In an era where whistleblower and retaliation claims outpace every other type of employment claim, one can never tell when a disgruntled employee may file a frivolous complaint. Accordingly, restaurants should take certain basic steps to review and eliminate common, often overlooked OSHA violations. As a bonus, improved OSHA compliance will also reduce hazards and provide a non-union employer an opportunity to demonstrate interest to its employees, as well as better engage them in the company's success. Such efforts will improve morale, productivity and customer service, and likely reduce employee grievances and legal claims.
Here are some areas of concern, and some practical steps, applicable to any restaurant setting:
Hotel owners and asset managers are frustrated.
They no longer want to hear about "branding initiatives" or fuzzy math from their management teams… they expect their sales and marketing leaders to contribute to revenue in a measurable way, communicate in number-speak and be accountable for tangible results.
So it's important to have complete fluency in the KPIs that affect the bottom line.

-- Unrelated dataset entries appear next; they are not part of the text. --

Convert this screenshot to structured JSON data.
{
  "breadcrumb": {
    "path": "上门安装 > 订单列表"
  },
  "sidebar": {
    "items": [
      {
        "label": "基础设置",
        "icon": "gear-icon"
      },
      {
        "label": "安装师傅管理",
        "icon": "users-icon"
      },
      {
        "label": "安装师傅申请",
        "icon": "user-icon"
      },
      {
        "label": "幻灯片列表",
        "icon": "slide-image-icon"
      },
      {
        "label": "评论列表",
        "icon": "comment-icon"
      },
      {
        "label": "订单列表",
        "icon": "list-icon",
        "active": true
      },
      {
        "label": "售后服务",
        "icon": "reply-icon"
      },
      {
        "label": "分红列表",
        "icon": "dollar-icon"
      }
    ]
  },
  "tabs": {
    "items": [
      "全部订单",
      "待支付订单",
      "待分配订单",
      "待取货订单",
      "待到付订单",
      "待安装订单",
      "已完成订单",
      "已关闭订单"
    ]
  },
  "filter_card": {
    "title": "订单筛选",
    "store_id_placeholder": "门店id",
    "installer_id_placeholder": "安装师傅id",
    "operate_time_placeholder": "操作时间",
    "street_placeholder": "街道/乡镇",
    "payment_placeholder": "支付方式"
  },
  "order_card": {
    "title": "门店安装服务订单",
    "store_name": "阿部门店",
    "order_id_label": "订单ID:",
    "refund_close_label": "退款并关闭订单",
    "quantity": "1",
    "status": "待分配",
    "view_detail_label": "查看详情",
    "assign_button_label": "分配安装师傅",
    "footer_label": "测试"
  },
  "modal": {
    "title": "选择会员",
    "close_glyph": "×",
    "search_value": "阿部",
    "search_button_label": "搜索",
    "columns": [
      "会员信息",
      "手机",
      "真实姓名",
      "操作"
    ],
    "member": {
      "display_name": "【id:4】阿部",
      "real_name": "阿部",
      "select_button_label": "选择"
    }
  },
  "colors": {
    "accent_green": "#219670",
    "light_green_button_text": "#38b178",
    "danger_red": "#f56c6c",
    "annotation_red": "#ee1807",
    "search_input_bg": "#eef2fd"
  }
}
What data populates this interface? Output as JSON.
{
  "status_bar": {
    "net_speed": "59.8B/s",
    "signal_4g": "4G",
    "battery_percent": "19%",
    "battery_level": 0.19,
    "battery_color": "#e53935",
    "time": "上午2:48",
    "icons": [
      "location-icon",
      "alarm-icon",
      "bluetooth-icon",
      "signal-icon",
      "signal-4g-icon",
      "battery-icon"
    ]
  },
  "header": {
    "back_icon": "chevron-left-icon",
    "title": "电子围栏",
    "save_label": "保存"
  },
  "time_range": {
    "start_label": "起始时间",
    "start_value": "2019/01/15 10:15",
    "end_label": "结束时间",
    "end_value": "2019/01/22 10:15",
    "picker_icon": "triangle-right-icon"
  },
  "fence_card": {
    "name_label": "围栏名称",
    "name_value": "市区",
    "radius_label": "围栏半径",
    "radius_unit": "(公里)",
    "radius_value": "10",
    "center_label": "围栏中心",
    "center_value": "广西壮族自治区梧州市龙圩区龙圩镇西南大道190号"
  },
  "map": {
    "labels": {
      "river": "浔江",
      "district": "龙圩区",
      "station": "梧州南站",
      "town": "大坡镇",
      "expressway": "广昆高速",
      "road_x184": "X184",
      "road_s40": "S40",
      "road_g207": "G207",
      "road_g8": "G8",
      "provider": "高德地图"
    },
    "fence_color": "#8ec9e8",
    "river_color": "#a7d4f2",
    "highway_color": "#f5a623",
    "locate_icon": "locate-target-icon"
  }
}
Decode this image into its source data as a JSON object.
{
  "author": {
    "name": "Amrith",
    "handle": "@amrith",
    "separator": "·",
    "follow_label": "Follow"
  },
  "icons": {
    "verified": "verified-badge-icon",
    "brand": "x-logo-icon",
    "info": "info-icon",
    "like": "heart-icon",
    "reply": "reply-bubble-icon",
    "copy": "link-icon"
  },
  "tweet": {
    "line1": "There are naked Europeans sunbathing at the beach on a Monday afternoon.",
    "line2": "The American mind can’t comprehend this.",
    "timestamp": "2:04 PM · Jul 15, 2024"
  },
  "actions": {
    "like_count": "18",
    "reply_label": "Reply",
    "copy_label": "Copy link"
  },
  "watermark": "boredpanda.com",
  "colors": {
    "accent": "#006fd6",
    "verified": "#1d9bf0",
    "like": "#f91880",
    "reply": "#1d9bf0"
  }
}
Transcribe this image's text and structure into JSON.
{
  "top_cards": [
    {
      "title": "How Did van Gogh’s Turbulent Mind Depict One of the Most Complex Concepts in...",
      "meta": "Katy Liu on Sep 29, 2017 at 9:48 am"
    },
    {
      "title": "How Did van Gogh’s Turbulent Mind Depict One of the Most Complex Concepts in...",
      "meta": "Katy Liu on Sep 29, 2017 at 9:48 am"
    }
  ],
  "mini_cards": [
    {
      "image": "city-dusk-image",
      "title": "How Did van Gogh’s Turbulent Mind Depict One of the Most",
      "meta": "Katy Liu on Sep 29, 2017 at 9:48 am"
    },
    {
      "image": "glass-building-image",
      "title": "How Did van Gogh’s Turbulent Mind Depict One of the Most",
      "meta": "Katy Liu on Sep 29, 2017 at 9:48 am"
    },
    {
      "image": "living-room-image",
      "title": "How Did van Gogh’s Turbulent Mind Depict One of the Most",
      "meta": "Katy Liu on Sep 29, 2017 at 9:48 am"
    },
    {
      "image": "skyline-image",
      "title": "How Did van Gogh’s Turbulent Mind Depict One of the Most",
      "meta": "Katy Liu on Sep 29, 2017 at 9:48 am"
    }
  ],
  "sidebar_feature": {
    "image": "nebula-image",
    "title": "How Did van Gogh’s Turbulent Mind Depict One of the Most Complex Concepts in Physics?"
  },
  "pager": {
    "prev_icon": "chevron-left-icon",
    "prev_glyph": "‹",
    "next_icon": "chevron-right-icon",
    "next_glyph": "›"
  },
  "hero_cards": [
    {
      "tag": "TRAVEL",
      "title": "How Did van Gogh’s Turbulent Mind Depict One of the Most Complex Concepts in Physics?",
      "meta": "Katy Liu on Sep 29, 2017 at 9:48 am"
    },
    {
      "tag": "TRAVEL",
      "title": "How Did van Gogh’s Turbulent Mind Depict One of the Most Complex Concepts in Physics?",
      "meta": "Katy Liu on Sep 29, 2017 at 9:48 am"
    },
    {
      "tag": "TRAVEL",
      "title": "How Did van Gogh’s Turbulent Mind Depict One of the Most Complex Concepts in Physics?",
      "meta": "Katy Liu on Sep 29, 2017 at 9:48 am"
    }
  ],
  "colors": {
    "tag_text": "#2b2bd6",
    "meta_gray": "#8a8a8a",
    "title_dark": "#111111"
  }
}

One of the basic services expected of an executive search firm (especially a retained one) is to put together valid and thorough professional and character references on short-listed candidates. Obviously, the temptation is to ask said candidates for a list of references, but isn't that tantamount to asking a dog to sit in order to get a treat? Granted, in that list of names, there will be some qualified sources, but not all can be.
Small businesses (including hotels) are often sitting ducks for money-hunters seeking awards or settlements. Some may be real, others bogus, but all are costly in terms of time, legal fees, and payouts (if the business loses or settles). Knowing the problem spots can help you devise strategies for avoiding trouble.
Here are the key problem areas and some ideas for staying out of trouble.